Dataset items

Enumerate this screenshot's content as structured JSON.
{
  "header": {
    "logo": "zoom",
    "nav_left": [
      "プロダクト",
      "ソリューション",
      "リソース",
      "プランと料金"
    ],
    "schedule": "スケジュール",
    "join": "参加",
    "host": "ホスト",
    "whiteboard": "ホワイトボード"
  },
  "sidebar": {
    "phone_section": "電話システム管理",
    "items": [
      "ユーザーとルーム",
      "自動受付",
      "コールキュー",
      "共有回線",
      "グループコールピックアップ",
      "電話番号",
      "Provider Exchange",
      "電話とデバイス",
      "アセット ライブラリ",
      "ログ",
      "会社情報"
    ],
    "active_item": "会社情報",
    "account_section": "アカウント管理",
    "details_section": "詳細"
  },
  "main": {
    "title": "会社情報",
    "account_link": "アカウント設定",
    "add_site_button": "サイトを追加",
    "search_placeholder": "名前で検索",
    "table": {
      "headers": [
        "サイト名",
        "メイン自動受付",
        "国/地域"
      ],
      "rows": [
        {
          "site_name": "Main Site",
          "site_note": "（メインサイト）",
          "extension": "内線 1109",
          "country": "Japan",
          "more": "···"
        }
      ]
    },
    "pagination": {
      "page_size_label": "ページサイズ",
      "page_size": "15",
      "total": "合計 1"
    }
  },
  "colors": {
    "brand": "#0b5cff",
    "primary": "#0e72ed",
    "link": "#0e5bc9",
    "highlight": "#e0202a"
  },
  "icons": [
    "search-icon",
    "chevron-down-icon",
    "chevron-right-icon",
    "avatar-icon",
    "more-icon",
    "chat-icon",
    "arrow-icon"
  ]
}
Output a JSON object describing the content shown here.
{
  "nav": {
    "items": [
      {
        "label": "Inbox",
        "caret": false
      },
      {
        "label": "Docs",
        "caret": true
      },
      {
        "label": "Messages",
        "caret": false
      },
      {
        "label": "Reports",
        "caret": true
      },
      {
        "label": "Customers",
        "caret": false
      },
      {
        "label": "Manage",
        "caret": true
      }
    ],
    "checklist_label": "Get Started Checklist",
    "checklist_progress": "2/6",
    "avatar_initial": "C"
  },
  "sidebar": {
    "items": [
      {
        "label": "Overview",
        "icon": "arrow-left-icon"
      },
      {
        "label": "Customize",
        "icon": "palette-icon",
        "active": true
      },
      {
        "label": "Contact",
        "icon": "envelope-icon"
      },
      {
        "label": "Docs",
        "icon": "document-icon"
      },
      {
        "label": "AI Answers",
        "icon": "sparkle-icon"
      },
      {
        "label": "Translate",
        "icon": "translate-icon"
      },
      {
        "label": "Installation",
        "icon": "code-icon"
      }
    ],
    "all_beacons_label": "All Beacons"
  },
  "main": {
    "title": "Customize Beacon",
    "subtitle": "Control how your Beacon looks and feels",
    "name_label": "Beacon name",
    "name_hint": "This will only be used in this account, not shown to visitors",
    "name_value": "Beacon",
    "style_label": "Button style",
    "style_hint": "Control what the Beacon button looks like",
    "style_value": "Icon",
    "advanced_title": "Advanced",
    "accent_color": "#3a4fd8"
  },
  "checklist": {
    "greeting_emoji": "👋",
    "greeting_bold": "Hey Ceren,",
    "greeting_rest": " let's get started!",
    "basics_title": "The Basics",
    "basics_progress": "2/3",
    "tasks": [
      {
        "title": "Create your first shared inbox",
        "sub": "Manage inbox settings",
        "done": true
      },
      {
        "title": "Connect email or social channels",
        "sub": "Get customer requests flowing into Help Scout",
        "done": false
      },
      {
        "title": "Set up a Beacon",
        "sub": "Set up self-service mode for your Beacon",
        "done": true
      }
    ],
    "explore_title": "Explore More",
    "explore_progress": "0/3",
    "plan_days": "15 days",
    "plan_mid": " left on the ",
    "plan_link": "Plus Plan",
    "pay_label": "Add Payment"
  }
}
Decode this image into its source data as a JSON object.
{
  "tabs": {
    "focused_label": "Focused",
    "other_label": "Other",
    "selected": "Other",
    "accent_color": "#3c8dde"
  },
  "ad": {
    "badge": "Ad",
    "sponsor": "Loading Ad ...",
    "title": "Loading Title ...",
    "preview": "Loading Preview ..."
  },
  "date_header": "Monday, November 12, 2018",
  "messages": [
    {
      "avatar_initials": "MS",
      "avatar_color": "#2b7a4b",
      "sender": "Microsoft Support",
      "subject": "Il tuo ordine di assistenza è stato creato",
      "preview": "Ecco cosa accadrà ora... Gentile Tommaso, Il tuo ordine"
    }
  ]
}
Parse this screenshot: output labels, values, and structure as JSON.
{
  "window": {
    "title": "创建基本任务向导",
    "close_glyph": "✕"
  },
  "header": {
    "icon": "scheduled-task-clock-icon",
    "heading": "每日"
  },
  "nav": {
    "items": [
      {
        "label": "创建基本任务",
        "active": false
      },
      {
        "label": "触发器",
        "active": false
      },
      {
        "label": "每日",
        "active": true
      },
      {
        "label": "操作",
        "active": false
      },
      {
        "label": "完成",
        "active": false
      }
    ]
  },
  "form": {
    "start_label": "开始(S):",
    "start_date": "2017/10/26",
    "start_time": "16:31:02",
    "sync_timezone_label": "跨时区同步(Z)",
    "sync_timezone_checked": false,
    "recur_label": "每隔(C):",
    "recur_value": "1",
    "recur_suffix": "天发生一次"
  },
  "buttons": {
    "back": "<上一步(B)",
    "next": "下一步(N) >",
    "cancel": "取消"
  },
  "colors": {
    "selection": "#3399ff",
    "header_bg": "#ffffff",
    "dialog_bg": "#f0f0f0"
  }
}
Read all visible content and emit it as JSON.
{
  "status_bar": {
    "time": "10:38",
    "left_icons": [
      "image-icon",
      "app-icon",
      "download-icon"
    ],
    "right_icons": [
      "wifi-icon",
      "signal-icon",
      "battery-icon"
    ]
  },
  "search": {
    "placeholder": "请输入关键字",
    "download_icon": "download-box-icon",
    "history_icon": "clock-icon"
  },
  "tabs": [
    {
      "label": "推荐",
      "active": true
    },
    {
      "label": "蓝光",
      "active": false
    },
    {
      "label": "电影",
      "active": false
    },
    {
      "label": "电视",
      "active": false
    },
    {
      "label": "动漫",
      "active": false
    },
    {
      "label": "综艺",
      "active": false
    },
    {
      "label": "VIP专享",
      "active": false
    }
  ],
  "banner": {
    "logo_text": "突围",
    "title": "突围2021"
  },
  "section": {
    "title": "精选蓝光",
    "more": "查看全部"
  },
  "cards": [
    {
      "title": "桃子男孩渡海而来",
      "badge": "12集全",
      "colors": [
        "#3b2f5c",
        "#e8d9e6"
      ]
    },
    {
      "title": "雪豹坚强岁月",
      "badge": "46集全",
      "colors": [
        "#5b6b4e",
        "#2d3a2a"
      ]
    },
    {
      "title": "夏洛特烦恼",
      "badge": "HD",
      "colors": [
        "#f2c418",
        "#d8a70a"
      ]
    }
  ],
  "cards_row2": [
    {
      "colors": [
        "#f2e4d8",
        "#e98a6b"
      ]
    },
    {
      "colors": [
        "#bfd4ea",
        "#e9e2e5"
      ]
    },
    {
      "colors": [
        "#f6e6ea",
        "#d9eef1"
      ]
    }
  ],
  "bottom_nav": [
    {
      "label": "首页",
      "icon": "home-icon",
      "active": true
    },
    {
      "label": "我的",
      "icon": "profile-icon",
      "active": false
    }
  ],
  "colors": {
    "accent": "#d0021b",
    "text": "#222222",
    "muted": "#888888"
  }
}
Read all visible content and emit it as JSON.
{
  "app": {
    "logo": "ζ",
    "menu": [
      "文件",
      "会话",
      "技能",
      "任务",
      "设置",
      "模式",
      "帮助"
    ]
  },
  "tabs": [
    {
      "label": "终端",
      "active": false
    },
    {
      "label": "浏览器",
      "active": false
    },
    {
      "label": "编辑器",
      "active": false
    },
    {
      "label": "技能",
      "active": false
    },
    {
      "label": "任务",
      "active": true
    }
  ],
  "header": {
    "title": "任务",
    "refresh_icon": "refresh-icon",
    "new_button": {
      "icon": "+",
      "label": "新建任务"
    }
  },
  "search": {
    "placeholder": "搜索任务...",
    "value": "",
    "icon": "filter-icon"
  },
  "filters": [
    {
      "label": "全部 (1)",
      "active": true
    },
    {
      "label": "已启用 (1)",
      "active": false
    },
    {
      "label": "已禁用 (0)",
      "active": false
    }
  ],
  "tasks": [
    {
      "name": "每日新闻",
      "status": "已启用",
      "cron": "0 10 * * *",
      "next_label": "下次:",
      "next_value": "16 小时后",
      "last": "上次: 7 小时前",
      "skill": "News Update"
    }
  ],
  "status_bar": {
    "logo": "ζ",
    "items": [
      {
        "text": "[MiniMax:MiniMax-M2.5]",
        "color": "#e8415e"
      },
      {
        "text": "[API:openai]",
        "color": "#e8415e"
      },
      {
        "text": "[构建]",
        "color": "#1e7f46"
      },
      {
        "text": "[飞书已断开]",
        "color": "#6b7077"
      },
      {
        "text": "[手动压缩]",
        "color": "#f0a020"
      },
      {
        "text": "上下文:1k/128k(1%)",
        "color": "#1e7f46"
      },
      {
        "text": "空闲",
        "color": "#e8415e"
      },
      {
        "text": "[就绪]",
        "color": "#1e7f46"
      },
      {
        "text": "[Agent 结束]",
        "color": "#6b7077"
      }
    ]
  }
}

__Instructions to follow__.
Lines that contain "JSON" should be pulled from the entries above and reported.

__Expected answer__.
Enumerate this screenshot's content as structured JSON.
Output a JSON object describing the content shown here.
Decode this image into its source data as a JSON object.
Parse this screenshot: output labels, values, and structure as JSON.
Read all visible content and emit it as JSON.
Read all visible content and emit it as JSON.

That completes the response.